Inuit traditions include the continued use of Inuit languages, storytelling as a way to pass events down to generations, dancing and the belief in mythology. Inuits often maintain a hunting tradition as a way to obtain food and keep a close connection to family and friends. Since World War II, Inuit traditions have seen change due to increased influence form outside cultures.
The Inuit are a group of people with cultural similarities who live in the Arctic. In Canada, the Inuit live in the northern regions of Nunavit, the Northwest Territories, Quebec and Labrador. Inuit communities are also found in northern Alaska and Greenland, with the Inuit comprising 89 percent of Greenland's population. In total, there are about 118,426 Inuit, as of 2015. The Inuit speak several languages from the Eskimo-Aleut language family, including Canadian Inuktitut and Inuinnaqtun. The communities typically follow Inuit traditional law, with the shaman, or angakkuq, assisting if needed.

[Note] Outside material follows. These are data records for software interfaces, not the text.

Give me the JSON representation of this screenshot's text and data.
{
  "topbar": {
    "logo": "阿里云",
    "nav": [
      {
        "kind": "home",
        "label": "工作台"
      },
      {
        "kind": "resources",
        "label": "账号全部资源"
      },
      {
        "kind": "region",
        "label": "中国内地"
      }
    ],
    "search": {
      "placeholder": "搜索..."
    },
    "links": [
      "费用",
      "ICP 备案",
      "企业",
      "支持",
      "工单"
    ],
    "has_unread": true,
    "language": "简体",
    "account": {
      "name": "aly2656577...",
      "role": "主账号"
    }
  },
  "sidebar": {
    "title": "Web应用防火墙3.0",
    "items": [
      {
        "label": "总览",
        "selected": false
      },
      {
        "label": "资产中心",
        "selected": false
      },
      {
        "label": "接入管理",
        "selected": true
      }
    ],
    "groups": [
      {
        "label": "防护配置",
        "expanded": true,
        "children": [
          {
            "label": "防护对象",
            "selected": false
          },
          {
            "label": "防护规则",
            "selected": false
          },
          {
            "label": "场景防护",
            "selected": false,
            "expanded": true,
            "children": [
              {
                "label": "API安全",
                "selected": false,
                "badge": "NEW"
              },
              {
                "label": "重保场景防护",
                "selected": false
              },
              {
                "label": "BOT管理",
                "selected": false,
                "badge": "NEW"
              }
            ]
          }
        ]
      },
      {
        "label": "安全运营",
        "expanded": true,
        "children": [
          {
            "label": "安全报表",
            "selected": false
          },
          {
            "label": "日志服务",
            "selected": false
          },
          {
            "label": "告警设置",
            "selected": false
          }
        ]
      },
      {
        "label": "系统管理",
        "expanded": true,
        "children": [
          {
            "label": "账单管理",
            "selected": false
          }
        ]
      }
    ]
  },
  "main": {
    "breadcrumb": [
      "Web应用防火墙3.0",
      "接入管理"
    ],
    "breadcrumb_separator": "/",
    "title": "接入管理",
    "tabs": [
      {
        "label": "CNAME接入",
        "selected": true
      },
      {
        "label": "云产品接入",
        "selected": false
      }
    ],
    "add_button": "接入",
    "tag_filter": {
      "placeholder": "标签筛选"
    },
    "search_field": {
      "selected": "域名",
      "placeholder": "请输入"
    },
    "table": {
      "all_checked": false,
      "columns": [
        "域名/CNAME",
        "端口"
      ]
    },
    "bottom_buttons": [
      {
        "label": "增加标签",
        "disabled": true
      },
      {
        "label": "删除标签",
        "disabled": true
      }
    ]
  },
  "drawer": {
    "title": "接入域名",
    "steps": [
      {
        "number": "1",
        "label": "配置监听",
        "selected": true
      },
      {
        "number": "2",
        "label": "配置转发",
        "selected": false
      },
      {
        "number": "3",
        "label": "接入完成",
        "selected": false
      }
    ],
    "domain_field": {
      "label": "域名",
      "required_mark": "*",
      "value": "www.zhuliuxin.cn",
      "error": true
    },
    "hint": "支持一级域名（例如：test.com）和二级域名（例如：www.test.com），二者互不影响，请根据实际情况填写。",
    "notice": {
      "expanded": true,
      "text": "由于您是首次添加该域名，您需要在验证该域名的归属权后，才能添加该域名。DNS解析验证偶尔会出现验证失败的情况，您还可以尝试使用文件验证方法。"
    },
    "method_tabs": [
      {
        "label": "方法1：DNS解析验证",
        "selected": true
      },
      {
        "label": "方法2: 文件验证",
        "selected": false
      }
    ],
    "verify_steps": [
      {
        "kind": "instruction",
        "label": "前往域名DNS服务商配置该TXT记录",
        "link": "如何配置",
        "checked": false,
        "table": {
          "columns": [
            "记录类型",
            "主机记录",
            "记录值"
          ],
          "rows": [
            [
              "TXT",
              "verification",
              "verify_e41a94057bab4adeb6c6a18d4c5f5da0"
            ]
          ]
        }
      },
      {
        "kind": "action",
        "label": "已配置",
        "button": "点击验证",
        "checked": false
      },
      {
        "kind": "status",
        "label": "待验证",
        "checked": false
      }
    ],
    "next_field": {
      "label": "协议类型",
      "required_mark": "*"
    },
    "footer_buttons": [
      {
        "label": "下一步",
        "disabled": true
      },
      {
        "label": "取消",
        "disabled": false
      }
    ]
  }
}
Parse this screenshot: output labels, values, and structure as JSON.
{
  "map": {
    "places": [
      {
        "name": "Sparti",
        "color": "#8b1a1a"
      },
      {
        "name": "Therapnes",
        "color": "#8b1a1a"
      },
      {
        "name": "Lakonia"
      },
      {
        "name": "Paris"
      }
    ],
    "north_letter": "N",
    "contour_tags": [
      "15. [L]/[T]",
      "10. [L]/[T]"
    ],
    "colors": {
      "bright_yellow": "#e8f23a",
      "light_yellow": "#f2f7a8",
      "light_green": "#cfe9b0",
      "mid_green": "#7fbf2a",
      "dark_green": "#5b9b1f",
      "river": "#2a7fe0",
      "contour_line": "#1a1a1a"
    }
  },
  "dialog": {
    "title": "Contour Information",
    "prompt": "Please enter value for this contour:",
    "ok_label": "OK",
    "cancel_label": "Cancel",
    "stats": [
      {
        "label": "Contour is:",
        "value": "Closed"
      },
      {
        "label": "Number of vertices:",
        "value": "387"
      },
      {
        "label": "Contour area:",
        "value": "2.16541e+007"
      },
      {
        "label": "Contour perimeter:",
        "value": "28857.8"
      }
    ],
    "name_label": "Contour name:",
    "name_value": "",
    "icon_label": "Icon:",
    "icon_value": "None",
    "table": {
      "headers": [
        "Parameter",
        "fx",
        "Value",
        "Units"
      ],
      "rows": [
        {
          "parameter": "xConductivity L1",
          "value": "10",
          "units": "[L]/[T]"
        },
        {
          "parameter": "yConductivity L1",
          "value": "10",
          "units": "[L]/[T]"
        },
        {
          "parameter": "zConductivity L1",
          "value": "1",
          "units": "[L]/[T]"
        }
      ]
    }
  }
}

Traditional storytelling and mythology play a large role in Inuit culture. For example, several legends center around the Aurora Borealis. Some communities believe that their ancestors can be seen dancing in the lights, while others believe that the Aurora Borealis will punish those who whistle at it. Gods such as Old Woman, or Sedna, are believed to live under the sea.